#### Material for the task
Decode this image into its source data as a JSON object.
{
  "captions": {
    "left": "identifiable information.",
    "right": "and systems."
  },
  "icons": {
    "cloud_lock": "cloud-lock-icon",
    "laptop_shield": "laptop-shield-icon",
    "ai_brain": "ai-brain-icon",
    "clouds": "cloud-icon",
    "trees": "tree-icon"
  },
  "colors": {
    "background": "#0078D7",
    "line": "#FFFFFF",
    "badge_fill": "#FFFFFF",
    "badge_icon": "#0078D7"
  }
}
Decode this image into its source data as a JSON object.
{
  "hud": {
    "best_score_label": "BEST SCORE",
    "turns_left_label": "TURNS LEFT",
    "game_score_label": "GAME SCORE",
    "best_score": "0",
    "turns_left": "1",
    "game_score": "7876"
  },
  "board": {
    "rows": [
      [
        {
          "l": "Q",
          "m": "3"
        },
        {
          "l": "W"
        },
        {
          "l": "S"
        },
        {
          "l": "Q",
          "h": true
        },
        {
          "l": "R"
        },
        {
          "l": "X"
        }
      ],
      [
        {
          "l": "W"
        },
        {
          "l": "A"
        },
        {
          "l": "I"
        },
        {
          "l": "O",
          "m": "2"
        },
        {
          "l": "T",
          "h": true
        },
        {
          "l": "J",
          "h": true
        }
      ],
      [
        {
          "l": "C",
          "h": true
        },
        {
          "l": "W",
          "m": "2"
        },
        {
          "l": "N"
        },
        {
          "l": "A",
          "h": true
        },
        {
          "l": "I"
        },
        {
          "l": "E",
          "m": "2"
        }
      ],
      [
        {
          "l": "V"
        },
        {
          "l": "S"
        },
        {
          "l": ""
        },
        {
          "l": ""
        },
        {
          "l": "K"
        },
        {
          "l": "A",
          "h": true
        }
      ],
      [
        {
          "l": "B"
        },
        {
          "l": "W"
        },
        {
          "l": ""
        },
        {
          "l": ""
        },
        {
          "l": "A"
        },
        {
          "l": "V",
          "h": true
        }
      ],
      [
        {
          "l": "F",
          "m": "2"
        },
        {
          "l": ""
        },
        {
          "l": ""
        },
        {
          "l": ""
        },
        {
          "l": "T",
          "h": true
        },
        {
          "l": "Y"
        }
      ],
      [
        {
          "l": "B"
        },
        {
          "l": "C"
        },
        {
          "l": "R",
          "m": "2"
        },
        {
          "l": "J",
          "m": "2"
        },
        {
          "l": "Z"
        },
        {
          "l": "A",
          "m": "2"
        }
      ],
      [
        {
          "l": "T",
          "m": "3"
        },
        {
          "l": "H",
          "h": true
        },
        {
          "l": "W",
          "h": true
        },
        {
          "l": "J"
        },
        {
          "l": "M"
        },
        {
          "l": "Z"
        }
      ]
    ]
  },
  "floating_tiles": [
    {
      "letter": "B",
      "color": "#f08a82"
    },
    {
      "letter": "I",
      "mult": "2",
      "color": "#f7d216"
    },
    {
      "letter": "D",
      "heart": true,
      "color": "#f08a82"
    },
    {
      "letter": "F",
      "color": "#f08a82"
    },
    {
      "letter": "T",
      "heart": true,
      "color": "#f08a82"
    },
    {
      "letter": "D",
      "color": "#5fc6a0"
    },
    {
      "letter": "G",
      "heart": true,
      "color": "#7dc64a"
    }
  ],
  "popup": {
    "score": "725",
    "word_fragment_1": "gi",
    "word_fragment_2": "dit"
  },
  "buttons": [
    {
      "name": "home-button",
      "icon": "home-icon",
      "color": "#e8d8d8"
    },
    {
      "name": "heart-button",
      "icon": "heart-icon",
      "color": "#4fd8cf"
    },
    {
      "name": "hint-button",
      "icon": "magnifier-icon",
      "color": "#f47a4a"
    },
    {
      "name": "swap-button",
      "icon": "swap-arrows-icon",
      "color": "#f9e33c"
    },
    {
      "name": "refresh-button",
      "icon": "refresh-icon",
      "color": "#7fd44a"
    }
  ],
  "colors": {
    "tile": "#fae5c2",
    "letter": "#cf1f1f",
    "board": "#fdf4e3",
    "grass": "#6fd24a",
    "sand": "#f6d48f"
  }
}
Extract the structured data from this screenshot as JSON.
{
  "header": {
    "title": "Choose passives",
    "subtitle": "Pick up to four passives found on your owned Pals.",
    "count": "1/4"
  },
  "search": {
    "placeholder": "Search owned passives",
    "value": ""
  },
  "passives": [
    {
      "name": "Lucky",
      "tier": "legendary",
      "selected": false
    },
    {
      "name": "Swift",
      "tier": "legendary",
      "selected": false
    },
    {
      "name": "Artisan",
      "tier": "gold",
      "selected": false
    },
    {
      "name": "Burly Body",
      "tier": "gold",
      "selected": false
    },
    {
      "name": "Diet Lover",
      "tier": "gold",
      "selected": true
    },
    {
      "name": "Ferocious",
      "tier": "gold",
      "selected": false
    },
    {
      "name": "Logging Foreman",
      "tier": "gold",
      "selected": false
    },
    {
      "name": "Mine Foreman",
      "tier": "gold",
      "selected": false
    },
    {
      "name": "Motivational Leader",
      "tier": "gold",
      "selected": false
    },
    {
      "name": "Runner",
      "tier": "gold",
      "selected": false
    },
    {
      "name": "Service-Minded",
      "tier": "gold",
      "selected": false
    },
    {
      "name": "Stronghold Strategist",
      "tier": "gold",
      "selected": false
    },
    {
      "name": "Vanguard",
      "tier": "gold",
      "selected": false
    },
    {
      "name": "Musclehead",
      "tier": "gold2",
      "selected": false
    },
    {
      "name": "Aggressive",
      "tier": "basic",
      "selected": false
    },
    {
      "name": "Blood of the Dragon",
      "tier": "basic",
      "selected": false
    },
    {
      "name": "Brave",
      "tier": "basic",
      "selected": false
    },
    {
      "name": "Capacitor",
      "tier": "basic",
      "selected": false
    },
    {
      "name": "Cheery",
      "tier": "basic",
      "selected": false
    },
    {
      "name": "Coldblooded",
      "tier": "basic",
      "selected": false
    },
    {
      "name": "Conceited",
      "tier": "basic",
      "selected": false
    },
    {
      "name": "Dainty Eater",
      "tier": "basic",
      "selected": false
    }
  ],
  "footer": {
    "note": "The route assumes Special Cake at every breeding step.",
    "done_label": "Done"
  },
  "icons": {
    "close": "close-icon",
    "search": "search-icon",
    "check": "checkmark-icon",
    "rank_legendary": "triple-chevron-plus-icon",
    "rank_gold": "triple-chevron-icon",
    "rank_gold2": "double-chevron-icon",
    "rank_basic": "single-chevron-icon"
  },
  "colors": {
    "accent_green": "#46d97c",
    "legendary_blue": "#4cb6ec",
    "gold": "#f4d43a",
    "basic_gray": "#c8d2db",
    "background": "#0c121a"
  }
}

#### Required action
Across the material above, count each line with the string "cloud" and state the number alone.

#### Exercise solution
2